Sunday, January 10, 2010

My Brain Needs Brakes

For several months, as Kathy and I pursued buying an old farmhouse, we kept telling each other that there may be something horribly wrong that we cannot see. Termites. Bad septic. Broken furnace. Something so wrong with the house as to torpedo the sale. We kept telling ourselves not to count our eggs, not to plan, not to get our hopes up until our offer was accepted and an inspector had checked the place thoroughly.

The inspection was last Friday. My heart sank as we entered the house. No heat, and water sprayed from the bathroom wall. No heat, burst plumbing. This was going to be bad... But that was the worst of it. The heat was turned on, the bathroom water turned off. One leak. Other than a few hundred dollars in plumbing repairs, we were seeing a remarkably updated and solid old farmhouse.

So now many months, years, of dreams came crashing in. My mind will not stop. What should we plant? Where? How will we dig up the garden? Do we need a tractor? A truck? How exactly do you use a barn? When should we get goats? No, we need fences before goats. What kind of fences? Where? Do we need barn cats? Dogs? Is eight acres enough? Too much? After months of supression, my mind is running 100 mph, with no brakes. Yeehaw!

Saturday, January 02, 2010

Another Naturalist Shops for an Old Farm

Many years ago I purchased a book about a celebrated nature writer, Edwin Way Teale, and his experience in purchasing and then living on an old farm. I enjoyed the book, but more than the book, and enjoyed the fantasy, the dream of owning a few acres of land and an old farmhouse. I knew it was unlikely to happen. I am a bureaucrat by day, and thus lack the luxury of living wherever I choose. I am destined to live near a city, where acres are expensive and farms rare. Public servants are paid a fraction of their counterparts in the private sector. Furthermore, most houses are "new." By "new" I mean built since WWII.

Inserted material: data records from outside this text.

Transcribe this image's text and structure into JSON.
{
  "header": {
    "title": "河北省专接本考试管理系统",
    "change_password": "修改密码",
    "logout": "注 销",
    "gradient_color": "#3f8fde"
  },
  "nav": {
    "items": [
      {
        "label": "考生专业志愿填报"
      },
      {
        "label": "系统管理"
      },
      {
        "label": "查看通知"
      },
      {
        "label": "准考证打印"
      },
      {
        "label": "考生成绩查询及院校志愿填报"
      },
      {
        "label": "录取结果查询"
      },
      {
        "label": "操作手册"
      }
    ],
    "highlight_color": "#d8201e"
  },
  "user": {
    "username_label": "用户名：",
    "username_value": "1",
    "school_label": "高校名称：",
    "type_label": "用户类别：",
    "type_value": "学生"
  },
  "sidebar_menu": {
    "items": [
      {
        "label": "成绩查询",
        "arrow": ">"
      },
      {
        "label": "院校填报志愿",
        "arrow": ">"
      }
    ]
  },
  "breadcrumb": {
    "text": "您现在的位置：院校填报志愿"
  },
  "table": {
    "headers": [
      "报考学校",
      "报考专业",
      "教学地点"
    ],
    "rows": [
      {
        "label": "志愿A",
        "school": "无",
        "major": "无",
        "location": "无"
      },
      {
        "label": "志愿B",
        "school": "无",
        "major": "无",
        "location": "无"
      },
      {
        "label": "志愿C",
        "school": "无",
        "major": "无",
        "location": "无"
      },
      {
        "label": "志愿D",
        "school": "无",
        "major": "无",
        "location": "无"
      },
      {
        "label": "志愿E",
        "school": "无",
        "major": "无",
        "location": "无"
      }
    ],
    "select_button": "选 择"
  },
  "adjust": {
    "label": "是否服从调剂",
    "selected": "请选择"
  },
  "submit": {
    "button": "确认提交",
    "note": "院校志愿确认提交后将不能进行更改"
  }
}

Although I have been in the process of actually purchasing an old farm for several months, it is only in the last few days that the reality is beginning to sink in. Built about 1880 (positively modern by New England standards, but old for Michigan) with 8 acres and a 20 minute commute, it is all I could ask for. There is one more hurdle (inspection) and then closing in a few short weeks. How did this happen?

Let me start at the beginning... the Christian creation story. Setting aside the distraction of the evolution controversy, humans are imitators of an Artist obsessed with creating, especially creating life. This cultivating and creating is something my wife and I enjoy and have turned much of our city lot into gardens and (very) small plots of native prairie. But we want honeybees, and fruit trees, asparagus beds, and tomatoes, and goats, chickens, and turkeys.

Will it happen? Tune in next week...